In your book The Clash of Fundamentalisms, you framed post-9/11 global terrorism as a clash between two different fundamentalist ideologies: the Islamist jihadists and a radical imperialistic American foreign policy. Can you elaborate on these ideas?
U.S. foreign policy has essentially helped to produce the people that it is now fighting. The crucible that formed most jihadist leaders was the U.S.-backed jihad against the Russians in Afghanistan in the late 80s and early 90s. It’s difficult to understand the anger of the jihadists with the United States unless you know that part of the anger is a result of being dumped by the United States. They used to be armed and funded by the United States, and when that stopped happening after the collapse of communism, a lot of the jihadist moved to other directions and decided they were going to take on the United States.
Can you expand on what you call “fundamentalism” in U.S. foreign policy?
What I’m talking about is the concept of imperial fundamentalism. Empires act in their own interests and like to project these interests as the interests of Western civilization. That gives their actions a fundamentalism-that because they’re doing it, it’s got to be right. That certainty, which is the hallmark of most imperial fundamentalism, which you see mostly clearly in [American Vice-President Dick] Cheney and [former American Secretary of Defense Donald] Rumsfeld is something that is very similar to the divine inspiration that religious fundamentalists claim.
You had a quote from The Clash of Fundamentalisms that was rather controversial which stated, “The subjects of the Empire had struck back,” in reference to 9/11. Are you suggesting that U.S. foreign policy during the Cold War period was responsible for the events of 9/11 and late 90s terrorism?
It’s hardly a controversial view. A very prominent U.S. historian, formerly a consultant to the U.S. intelligence agency, wrote a book called Blowback, which was published in 2001, in the middle of the year, in which he said sooner or later there was going to be a terrorist attack on the United States because of what they were up to. The book was completely ignored until 9/11, so what I’m saying is not that controversial.

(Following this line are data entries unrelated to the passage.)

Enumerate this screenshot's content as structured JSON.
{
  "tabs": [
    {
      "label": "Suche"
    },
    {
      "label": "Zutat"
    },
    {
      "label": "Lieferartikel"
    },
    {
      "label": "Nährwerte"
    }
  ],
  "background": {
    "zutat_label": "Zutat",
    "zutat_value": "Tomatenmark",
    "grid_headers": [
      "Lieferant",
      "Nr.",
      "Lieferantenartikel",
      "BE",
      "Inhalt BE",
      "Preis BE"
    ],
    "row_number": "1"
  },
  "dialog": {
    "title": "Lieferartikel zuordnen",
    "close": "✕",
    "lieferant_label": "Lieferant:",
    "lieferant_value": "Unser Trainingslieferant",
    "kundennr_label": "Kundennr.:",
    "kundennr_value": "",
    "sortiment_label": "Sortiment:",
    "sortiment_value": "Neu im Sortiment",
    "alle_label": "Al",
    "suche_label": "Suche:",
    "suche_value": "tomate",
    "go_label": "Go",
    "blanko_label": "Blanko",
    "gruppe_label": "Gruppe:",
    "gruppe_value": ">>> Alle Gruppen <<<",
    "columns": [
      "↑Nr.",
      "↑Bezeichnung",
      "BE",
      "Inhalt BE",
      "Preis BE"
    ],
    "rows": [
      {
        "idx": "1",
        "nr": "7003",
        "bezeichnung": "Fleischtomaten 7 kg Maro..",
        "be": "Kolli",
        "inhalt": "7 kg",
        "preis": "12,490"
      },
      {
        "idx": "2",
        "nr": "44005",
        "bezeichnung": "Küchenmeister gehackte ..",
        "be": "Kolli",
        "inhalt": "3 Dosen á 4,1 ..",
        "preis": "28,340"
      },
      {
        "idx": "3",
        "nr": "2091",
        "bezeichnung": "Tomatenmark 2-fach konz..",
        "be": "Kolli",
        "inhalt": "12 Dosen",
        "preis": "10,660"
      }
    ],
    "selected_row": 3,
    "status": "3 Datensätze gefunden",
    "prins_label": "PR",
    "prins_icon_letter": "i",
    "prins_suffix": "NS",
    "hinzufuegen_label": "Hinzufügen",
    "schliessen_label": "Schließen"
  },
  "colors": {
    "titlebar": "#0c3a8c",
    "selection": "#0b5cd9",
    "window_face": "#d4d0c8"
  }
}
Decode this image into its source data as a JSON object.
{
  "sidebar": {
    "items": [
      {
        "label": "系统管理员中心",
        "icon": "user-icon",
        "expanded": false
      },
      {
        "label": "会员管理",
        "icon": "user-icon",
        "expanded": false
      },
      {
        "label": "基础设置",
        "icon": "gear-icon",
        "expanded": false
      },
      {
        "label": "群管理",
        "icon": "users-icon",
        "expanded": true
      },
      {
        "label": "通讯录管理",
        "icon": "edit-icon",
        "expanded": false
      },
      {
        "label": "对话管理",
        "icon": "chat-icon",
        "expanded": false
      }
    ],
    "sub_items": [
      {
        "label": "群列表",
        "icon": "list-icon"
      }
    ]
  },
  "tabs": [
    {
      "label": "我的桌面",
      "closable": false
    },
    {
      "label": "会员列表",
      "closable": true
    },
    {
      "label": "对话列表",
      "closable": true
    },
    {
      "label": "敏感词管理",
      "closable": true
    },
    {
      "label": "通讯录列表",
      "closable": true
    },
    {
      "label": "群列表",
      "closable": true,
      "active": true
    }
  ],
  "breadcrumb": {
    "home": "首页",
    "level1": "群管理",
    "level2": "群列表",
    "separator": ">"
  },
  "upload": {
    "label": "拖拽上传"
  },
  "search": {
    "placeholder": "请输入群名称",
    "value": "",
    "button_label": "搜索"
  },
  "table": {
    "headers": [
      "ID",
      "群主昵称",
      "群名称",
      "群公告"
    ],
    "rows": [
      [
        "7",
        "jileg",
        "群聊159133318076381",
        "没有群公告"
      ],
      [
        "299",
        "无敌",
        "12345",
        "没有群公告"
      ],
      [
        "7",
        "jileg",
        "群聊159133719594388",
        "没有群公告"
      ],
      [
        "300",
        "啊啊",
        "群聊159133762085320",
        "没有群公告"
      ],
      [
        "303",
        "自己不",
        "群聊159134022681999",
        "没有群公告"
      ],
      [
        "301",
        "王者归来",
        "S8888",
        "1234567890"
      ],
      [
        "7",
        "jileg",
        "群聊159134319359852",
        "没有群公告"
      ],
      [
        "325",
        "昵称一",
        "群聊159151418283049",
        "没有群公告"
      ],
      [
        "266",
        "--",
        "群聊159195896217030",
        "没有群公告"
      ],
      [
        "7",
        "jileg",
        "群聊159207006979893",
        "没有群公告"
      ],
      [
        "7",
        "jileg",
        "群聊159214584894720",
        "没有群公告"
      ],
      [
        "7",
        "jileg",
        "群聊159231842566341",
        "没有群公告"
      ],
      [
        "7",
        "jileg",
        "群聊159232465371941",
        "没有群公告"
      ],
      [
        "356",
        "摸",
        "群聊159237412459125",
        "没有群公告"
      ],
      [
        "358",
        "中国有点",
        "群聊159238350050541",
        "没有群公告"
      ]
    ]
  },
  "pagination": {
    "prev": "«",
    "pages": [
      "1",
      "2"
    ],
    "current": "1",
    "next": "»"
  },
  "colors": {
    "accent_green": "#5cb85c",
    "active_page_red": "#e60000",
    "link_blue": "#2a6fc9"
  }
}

Some have claimed that U.S. foreign policy is driven by liberal ideology, while others emphasized resources. Which paradigm do you think is a better explanation for U.S. policy?
The U.S. wanted to occupy Iraq and change the regime in order to assert its global hegemony. It’s not that they needed [oil], but they wanted to establish some control on it, vis-Ã -vis the Chinese and some of the eastern players. I don’t believe in any of this liberal nonsense about invading a country and making it into a democratic model. Why hadn’t they done that with Saudi Arabia and Egypt-countries that have been their allies for a long, long time?
One of your books is subtitled “The recolonization of Iraq.” Can you explain this recolonization dynamic that you see in the current war in Iraq?
If you decide to occupy a country, change its government and put your own regime in power, that is essentially a process of colonization. Why I said “recolonization” is because Iraq was created as a British colony under a U.N. mandate, and I was explaining in the book that the Iraqis have a historical memory. They’d resisted the British and fought them off, and they would do the same to the United States, which is exactly what happened at a time when your so-called ‘liberal interventionists’ were insisting [the Americans] would be welcomed with sweets and flowers. That is why I used the recolonization formula-if you try to recolonize a country, you create a resistance, and that’s exactly what’s happening in Iraq.